You know your a redneck if you enjoy bobbing for pigs feet while listening to an armpit serenade just before the cow chip throwing competition.
But then being a redneck is where its at or at least it will be on Saturday, Sept. 11, when the community of Rudyard comes together to participate in the First Annual Redneck Olympics.
The Olympics begins at 4 p.m. at the Bank Bar in Rudyard with a host of games and contests.
Leading off the festivities will be the ever popular armpit serenade contest and bobbing for pigs feet contest. This will be followed by a cow chip throwing contest and a four-person wheelbarrow obstacle coarse.
Jaye Dee Han, co-organizer of the Redneck Olympics and spokesperson for the event, said other events will include a tug-of-war-over-a-swimming-pool contest and another contest where contestants attempt to pass an ice cold beer to one another using only their necks.
The first 25 contestants will receive free redneck T-shirts.
Wrangler Jeans and Normans Ranchwear of Havre will provide prizes, including five pairs of jeans, to the winners of the Wrangler Jeans Contest.

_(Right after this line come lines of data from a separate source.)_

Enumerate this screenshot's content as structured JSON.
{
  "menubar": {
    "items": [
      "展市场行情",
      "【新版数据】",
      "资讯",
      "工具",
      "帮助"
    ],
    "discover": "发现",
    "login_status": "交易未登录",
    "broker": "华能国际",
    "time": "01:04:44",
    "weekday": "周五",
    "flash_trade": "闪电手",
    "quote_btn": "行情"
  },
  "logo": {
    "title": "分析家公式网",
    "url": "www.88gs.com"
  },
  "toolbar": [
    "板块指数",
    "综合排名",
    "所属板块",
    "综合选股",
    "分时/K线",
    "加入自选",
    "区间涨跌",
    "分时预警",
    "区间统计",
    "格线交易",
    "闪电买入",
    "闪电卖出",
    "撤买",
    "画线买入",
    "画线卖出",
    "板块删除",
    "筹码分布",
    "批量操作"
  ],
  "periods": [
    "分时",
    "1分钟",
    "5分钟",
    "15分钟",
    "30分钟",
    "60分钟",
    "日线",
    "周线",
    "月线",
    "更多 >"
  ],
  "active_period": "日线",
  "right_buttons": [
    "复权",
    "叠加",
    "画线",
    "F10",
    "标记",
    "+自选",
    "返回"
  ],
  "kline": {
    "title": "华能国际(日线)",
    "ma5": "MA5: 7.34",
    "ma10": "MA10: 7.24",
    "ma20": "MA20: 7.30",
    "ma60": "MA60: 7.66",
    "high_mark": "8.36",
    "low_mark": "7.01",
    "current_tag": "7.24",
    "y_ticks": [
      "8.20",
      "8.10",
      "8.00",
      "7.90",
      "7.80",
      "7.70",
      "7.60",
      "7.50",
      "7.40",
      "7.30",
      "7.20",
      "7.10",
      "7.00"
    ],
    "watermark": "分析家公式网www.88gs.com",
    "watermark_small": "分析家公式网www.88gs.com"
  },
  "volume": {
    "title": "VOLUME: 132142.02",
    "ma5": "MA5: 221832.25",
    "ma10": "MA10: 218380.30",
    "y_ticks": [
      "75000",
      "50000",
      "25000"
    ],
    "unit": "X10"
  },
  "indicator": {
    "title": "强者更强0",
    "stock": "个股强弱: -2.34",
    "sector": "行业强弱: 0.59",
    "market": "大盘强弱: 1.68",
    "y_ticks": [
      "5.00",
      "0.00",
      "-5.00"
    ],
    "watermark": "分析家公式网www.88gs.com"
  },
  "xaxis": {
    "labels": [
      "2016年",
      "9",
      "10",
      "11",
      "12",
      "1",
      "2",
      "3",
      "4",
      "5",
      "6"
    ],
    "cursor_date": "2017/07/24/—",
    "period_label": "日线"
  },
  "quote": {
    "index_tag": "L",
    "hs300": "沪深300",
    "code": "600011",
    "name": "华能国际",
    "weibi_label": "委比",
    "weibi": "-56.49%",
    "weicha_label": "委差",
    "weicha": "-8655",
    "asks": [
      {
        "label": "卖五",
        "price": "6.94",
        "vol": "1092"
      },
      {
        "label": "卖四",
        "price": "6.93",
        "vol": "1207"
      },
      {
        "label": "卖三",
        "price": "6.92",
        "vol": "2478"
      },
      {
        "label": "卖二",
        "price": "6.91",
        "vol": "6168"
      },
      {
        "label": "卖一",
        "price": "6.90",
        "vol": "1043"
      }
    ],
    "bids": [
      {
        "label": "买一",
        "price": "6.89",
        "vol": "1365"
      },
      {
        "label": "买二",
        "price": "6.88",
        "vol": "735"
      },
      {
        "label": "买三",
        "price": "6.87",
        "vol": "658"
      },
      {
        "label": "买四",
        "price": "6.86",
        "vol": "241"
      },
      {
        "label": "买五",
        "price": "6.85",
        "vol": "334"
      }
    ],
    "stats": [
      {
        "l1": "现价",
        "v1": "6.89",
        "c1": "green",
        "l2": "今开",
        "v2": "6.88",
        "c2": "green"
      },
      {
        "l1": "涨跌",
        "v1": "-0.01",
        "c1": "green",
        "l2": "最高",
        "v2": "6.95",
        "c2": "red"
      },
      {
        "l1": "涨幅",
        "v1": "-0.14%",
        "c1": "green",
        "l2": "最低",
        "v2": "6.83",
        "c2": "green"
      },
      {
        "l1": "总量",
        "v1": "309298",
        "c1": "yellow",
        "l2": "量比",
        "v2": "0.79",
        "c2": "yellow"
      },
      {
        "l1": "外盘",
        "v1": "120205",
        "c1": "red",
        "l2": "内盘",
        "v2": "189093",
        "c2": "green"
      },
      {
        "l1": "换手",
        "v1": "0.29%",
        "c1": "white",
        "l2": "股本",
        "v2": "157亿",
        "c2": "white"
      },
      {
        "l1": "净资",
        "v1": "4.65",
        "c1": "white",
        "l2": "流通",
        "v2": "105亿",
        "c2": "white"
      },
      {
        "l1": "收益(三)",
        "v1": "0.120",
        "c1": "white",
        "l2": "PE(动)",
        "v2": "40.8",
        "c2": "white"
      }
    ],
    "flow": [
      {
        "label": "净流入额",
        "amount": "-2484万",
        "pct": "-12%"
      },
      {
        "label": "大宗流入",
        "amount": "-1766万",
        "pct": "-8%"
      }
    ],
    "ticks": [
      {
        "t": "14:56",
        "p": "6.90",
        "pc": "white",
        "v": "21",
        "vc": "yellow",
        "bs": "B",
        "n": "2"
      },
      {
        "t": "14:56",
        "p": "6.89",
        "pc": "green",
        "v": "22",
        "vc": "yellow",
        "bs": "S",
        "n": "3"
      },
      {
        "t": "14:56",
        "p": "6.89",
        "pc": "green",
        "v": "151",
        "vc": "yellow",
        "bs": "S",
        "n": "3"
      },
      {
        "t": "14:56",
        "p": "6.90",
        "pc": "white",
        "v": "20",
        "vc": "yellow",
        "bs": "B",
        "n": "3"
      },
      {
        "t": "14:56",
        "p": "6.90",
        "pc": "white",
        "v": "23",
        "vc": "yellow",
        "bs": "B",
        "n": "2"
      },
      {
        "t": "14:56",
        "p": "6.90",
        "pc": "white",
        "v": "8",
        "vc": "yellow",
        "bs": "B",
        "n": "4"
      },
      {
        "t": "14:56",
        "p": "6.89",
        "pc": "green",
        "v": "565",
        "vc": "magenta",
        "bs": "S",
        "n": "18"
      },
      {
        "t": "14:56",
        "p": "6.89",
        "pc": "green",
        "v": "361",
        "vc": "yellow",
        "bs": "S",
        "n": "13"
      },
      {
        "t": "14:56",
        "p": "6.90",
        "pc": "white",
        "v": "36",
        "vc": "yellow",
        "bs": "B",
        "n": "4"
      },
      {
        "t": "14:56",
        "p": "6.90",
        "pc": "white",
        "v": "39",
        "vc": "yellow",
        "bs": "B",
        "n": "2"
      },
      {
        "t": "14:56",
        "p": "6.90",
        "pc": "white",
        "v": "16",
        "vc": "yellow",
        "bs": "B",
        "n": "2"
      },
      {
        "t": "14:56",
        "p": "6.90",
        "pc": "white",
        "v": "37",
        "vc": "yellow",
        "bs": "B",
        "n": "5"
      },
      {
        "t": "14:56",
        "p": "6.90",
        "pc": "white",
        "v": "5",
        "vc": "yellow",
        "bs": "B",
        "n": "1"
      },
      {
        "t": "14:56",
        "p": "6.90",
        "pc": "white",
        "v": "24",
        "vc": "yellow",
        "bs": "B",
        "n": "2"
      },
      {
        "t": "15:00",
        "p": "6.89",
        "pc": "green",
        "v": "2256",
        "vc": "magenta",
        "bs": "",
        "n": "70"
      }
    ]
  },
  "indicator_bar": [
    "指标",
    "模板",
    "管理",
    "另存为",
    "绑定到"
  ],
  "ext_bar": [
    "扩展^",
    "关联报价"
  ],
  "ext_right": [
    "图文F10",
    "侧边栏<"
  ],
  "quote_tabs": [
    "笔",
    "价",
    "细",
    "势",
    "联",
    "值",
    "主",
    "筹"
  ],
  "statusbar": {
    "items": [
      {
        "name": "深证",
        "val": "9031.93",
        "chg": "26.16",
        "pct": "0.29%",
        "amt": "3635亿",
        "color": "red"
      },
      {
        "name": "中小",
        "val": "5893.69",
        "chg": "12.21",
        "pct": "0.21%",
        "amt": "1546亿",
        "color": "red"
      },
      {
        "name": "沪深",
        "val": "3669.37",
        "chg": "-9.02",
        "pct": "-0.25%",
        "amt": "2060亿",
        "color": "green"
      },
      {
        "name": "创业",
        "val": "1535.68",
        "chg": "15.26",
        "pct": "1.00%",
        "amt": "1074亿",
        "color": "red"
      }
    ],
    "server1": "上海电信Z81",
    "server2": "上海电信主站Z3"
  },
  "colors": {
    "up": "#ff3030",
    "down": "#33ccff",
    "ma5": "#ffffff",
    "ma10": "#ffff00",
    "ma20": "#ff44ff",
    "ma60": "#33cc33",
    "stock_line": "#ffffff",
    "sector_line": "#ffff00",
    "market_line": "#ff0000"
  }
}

A sporting little ditty where participants will have the top half of their bodies hidden while their bottom halves are judged to determine who looks the best in Wrangler Jeans.
No event would be complete without a king and queen and the title of Bubba and Bubbaette will be awarded to two lucky participants who most typify the look and spirit of a redneck.
Han said anyone wearing a redneck costume would be eligible to compete for the Bubba and Bubbaette title, but she admitted it may be difficult to tell who was wearing a costume and who wasnt.
An all-you-can-eat meal of Shirley Klines homemade chili will be available for $3 and music will be provided Saturday evening by Kirt Miller or sax Cadillac, as he is sometimes known.
Han said she got the idea for the Redneck Olympics while watching a report on a similar event held in the south and thought it might be a good idea to try something like it in Rudyard.
She said she remembered a time when Rudyard held an annual Post-Harvest Boogie and thought this also might be a good opportunity to revive the community celebration.
I hope it becomes an annual event, Han said.